Sanford and Son is one of my all time favorite TV shows as well as Good Times, The Jeffersons, and The Cosby Show. From a drama standpoint, I loved Dallas, Miami Vice, and Homicide. As far as mentors, I have a bunch because I started out as the writer's assistant on The Shield, which put an A-list group of writers like Glen Mazzara (Hawthorne & Walking Dead), Kurt Sutter (Sons of Anarchy), Jim Manos (Dexter), Chic Eglee (Dark Angel & Hemlock Grove) and Shawn Ryan (Timeless). Shawn took me with him to work on The Unit, along with David Mamet (Untouchables) and a bunch of other talented writers that I still stay in contact with. Whenever I have a question or need advice, I usually hit one of them up.
NS!: There are great authors, athletes and songwriters. I believe you’re a great writer and producer. Your work will be iconic in the future and of course, we want more from you! Do you visualize yourself writing or producing any feature length films? Are you currently working on anything new?
Thank you for saying that. I came to Hollywood to be a feature writer until I started working in the room on The Shield and then I realized TV's where it's at. My mother's in the women's Softball Hall of Fame and she used to play for the Motown Soul Sisters, which was sponsored by Motown Records in the 70s. My god mom is white and the first feature I wrote was about their relationship. I've got a dozen other stories in my back pocket that I'm dying to tell, so yeah... I hope to get at least one of them made. There are a couple projects I'm working on that I can't discuss at the moment but the bulk of my time is spent trying to grow our audience and get more people to tune into Rebel so that BET orders a second season. I feel like the writers and I are just starting to find these characters and we have so many other stories we want to tell about Rebel and her crew.

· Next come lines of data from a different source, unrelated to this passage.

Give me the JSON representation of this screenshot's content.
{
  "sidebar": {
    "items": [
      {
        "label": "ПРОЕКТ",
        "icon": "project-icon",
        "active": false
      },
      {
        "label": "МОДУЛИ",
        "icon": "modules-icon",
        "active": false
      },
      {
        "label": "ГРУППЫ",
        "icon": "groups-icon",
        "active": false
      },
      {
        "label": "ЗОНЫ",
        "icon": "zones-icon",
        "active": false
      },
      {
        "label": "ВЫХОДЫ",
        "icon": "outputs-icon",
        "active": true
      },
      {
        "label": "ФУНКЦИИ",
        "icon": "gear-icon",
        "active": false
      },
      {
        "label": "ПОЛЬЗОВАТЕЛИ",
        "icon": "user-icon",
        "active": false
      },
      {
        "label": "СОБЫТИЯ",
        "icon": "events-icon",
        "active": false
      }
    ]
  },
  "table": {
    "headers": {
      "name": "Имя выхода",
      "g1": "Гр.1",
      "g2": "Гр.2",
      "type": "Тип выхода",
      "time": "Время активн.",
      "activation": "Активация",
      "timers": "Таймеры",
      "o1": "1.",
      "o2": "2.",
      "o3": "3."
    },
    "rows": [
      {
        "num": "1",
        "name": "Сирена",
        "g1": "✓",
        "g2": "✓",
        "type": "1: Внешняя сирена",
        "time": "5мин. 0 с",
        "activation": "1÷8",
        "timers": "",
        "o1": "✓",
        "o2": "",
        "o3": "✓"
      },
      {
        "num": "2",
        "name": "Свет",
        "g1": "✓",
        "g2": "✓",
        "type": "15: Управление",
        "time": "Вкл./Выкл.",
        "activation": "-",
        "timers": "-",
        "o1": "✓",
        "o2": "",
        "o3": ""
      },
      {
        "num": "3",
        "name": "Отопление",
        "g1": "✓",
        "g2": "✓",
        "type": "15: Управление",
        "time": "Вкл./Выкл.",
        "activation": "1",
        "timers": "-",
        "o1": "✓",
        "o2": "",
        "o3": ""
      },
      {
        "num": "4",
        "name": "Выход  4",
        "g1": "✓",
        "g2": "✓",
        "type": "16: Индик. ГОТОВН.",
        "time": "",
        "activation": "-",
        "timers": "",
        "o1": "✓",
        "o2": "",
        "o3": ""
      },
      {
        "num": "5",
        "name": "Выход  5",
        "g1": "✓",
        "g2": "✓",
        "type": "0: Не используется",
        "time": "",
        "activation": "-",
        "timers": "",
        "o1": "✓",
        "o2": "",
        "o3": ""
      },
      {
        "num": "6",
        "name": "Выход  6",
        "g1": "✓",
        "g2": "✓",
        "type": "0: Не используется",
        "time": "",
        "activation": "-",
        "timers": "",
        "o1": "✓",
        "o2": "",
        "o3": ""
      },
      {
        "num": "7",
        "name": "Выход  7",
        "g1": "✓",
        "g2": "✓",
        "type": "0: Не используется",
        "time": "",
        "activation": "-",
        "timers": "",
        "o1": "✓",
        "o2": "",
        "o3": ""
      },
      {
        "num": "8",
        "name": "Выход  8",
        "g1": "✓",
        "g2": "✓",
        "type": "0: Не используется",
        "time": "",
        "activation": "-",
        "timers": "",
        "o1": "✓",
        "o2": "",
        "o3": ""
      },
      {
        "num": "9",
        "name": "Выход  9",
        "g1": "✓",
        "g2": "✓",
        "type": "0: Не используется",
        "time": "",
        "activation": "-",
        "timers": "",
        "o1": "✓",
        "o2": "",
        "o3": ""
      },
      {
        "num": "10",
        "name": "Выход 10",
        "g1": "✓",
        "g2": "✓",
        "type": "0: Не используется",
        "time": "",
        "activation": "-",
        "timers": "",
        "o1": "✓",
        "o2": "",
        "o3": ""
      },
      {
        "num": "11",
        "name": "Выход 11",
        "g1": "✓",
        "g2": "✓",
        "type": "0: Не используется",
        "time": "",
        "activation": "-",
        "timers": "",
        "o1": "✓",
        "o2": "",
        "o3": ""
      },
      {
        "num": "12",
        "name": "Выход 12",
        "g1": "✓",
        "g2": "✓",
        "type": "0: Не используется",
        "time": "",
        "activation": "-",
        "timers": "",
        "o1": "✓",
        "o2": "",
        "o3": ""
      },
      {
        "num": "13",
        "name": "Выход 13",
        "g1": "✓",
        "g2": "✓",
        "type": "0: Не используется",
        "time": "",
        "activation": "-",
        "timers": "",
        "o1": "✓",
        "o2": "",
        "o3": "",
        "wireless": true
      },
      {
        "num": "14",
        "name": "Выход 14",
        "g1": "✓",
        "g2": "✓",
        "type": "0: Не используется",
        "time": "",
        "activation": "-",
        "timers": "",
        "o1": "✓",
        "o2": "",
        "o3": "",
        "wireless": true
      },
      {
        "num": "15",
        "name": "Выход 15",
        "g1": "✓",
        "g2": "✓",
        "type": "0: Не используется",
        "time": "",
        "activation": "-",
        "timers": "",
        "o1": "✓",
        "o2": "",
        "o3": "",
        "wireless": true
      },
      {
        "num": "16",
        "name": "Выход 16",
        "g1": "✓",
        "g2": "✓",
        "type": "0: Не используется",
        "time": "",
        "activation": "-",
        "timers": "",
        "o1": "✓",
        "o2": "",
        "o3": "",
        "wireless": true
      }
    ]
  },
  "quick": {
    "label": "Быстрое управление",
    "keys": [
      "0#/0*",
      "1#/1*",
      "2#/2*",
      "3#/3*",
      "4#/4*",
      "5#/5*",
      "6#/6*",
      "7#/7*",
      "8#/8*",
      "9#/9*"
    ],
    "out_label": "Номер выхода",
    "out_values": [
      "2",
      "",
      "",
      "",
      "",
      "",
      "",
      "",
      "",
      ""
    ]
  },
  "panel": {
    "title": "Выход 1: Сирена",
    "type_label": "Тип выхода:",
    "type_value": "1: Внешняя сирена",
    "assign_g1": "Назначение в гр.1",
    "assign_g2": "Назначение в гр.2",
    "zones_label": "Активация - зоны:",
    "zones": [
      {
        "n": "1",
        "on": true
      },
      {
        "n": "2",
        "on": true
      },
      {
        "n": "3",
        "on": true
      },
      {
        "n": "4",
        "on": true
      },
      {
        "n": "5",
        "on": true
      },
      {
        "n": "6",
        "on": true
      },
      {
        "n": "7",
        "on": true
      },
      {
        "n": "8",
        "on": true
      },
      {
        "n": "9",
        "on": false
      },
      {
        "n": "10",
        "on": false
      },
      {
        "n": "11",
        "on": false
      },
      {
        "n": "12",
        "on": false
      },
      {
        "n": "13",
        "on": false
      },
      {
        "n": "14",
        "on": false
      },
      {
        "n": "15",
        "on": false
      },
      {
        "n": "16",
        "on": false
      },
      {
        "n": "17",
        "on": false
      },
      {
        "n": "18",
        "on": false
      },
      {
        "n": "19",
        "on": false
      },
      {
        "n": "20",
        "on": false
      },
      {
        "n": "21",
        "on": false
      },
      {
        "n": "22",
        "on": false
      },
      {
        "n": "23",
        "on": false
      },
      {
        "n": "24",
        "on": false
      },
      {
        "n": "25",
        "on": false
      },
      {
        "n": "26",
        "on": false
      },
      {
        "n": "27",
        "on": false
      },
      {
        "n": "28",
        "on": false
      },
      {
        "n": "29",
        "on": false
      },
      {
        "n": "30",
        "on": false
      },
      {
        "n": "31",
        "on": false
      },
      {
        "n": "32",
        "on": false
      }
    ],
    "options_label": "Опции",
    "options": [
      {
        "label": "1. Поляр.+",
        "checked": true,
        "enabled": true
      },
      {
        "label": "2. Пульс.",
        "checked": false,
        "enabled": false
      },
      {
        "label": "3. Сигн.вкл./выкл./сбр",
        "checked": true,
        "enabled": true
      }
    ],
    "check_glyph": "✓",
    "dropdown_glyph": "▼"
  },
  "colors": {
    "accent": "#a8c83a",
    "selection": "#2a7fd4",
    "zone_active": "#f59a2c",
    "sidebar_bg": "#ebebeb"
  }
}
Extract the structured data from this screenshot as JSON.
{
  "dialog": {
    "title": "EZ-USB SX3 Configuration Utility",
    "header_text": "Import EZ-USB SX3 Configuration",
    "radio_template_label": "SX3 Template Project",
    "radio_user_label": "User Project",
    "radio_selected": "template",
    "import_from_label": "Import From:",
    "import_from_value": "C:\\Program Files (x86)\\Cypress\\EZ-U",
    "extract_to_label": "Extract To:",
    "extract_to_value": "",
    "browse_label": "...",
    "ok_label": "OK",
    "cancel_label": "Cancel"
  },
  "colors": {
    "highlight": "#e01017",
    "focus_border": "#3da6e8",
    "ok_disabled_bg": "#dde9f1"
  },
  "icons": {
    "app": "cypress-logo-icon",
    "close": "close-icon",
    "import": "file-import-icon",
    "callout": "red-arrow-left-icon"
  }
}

The fans are loving every moment of Rebel, TJ, Cheena and Mack and we're all looking for more to see! Catch Rebel on tonight at 10/9c and the season finale next Tuesday (5/23) on BET. Be sure to watch the episodes ON DEMAND or download the BET app. Follow Randy Huggins @TVsRandyHuggins on Twitter.